Along with Sneed, Guidry is one of the fastest defensive backs in this draft class. His 4.29-second 40-yard dash time at the NFL Combine was second only to Alabama wide receiver Henry Ruggs III.
Guidry is coming off a junior season at Utah in which he recorded 48 total tackles, eight passes defended, and an interception.
Although he most likely would not start for the Giants next season, new defensive coordinator Patrick Graham could still get a lot of use out of him.
A speedy slot corner, Guidry would help bolster the Giants’ depth in the secondary. He would be a decent seventh-round addition for Gettleman.
Round 7, No. 247 Overall: LB Casey Toohill, Stanford
Gettleman has already added a couple of linebackers to the Giants’ defense this offseason, as he has signed former Green Bay Packers Blake Martinez and Kyler Fackrell. Add Isaiah Simmons into the mix, and the Giants are looking much more robust in this area heading into the 2020 season.
Toohill is coming off a senior season at Stanford in which he had 57 total tackles, eight sacks, and one forced fumble.
Considering the moves Gettleman has already made, the Giants would not need Toohill to start but could help improve their depth at linebacker.
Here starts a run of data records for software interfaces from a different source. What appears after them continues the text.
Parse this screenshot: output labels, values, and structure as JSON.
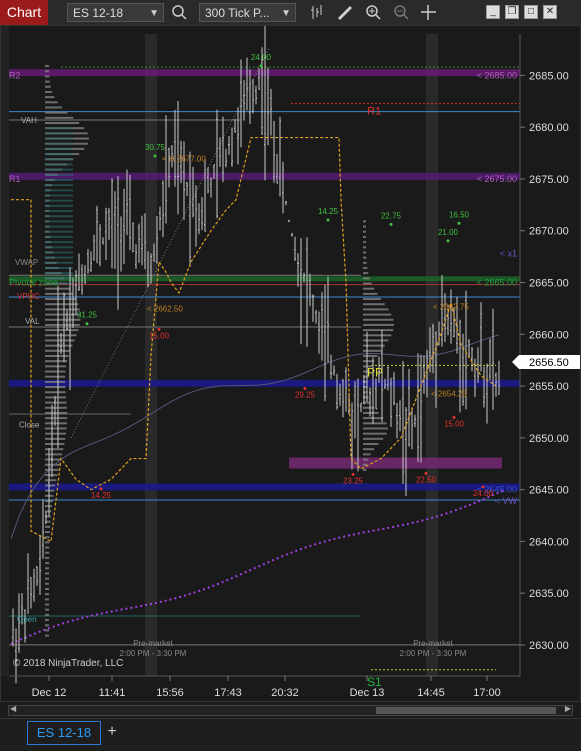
{
  "toolbar": {
    "tab_label": "Chart",
    "instrument": "ES 12-18",
    "interval": "300 Tick P...",
    "search_icon": "magnifier-icon",
    "bar_icon": "bar-style-icon",
    "pencil_icon": "drawing-tools-icon",
    "zoom_in_icon": "zoom-in-icon",
    "zoom_out_icon": "zoom-out-icon",
    "crosshair_icon": "crosshair-icon",
    "window_buttons": [
      "minimize",
      "maximize",
      "restore",
      "close"
    ]
  },
  "chart_data": {
    "type": "candlestick",
    "instrument": "ES 12-18",
    "y_axis_ticks": [
      "2685.00",
      "2680.00",
      "2675.00",
      "2670.00",
      "2665.00",
      "2660.00",
      "2655.00",
      "2650.00",
      "2645.00",
      "2640.00",
      "2635.00",
      "2630.00"
    ],
    "ylim": [
      2627,
      2689
    ],
    "last_price": "2656.50",
    "x_axis_ticks": [
      "Dec 12",
      "11:41",
      "15:56",
      "17:43",
      "20:32",
      "Dec 13",
      "14:45",
      "17:00"
    ],
    "level_labels": {
      "r2": "R2",
      "r1": "R1",
      "r1_small": "R1",
      "pp": "PP",
      "s1": "S1",
      "vah": "VAH",
      "vwap": "VWAP",
      "pivotal_zone": "Pivotal zone",
      "vpoc": "VPOC",
      "val": "VAL",
      "close": "Close",
      "open": "Open",
      "r2_right": "< 2685.00",
      "r1_right": "< 2675.00",
      "vwap_right_x1": "< x1",
      "pivotal_right": "< 2665.00",
      "s1_right": "< 2645.00",
      "vw_right": "< VW"
    },
    "swing_labels_green": [
      "24.00",
      "30.75",
      "14.25",
      "22.75",
      "16.50",
      "21.00",
      "31.25"
    ],
    "swing_labels_red": [
      "15.00",
      "29.25",
      "14.25",
      "23.25",
      "22.50",
      "15.00",
      "24.00"
    ],
    "price_labels": [
      "< H.2677.00",
      "< 2662.50",
      "< 2662.75",
      "< 2654.25"
    ],
    "session_labels": [
      {
        "title": "Pre-market",
        "range": "2:00 PM - 3:30 PM"
      },
      {
        "title": "Pre-market",
        "range": "2:00 PM - 3:30 PM"
      }
    ],
    "copyright": "© 2018 NinjaTrader, LLC"
  },
  "scrollbar": {
    "left_arrow": "◀",
    "right_arrow": "▶"
  },
  "bottom_tabs": {
    "active": "ES 12-18",
    "add": "+"
  }
}
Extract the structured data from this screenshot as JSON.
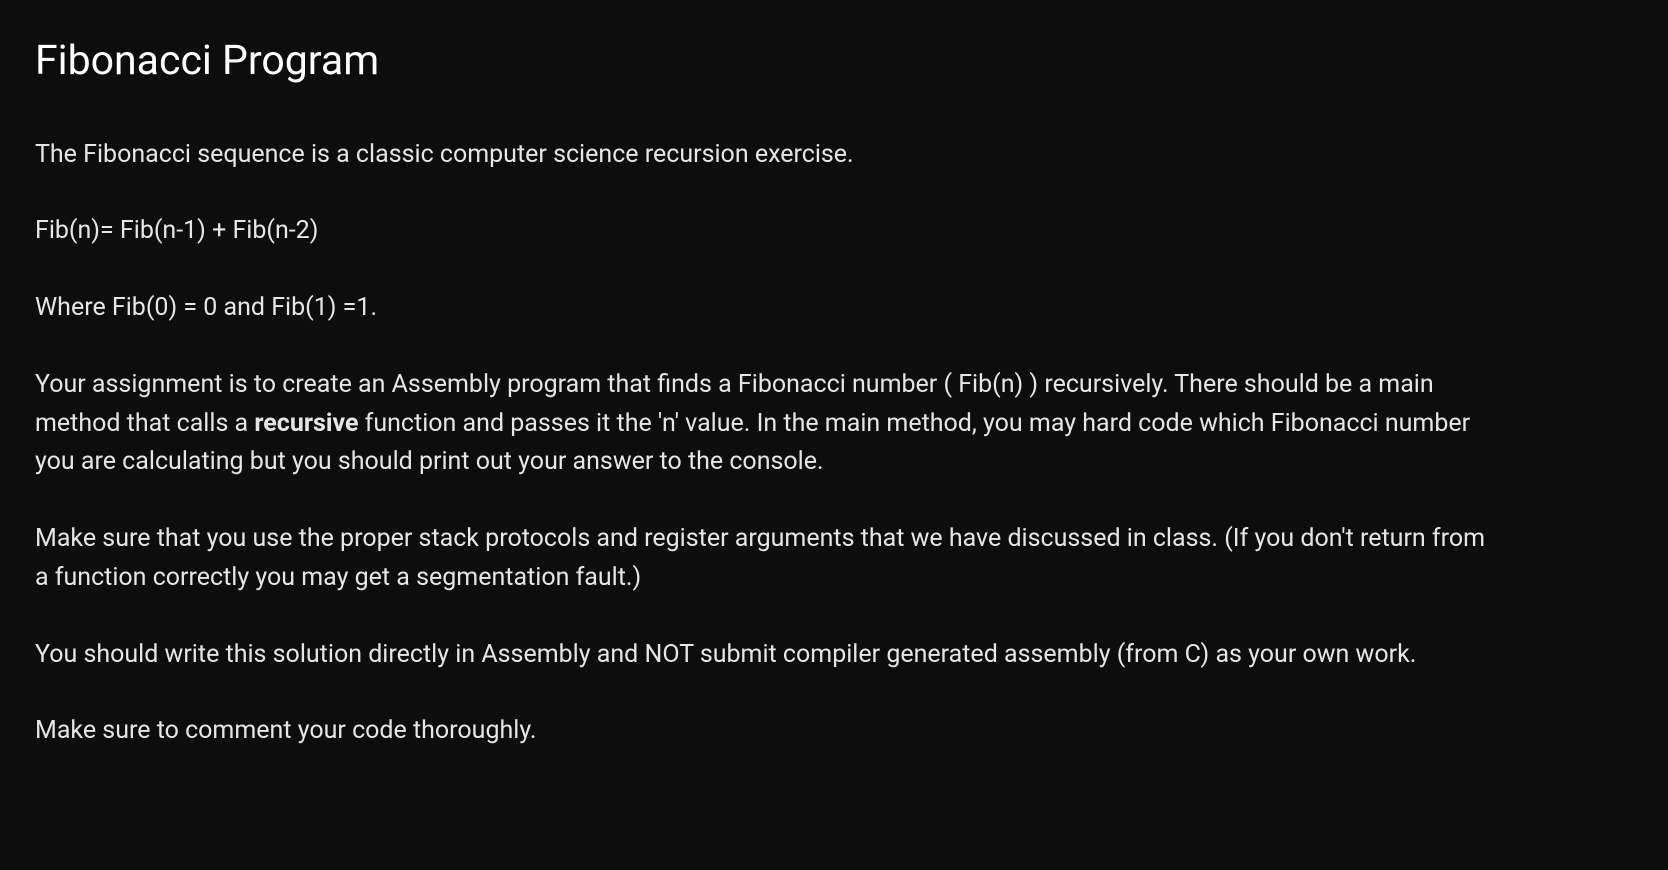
{
  "title": "Fibonacci Program",
  "paragraphs": {
    "intro": "The Fibonacci sequence is a classic computer science recursion exercise.",
    "formula": "Fib(n)= Fib(n-1) + Fib(n-2)",
    "base_cases": "Where Fib(0) = 0 and Fib(1) =1.",
    "assignment_part1": "Your assignment is to create an Assembly program that finds a Fibonacci number ( Fib(n) ) recursively. There should be a main method that calls a ",
    "assignment_bold": "recursive",
    "assignment_part2": " function and passes it the 'n' value. In the main method, you may hard code which Fibonacci number you are calculating but you should print out your answer to the console.",
    "stack_protocols": "Make sure that you use the proper stack protocols and register arguments that we have discussed in class. (If you don't return from a function correctly you may get a segmentation fault.)",
    "direct_assembly": "You should write this solution directly in Assembly and NOT submit compiler generated assembly (from C) as your own work.",
    "comments": "Make sure to comment your code thoroughly."
  }
}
It would be a good idea to add to this area of the defense late in the draft.
Round 7, No. 256: C Trystan Colon-Castillo, Missouri
The Giants recently made the decision not to tender restricted free agent Jon Halapio, who played in 15 games for them last year.
Halapio is still recovering from a torn Achilles, and while he may be brought back later in the year, the Giants need to consider a longer-term upgrade.
Colon-Castillo was a three-year starter at Missouri. He started 25 games over his final two seasons.
If the Giants view Spencer Pulley as a temporary solution and do not end up signing a center in free agency, it would make sense to use one of his seventh-round picks to draft Colon-Castillo to compete with Spencer Pulley.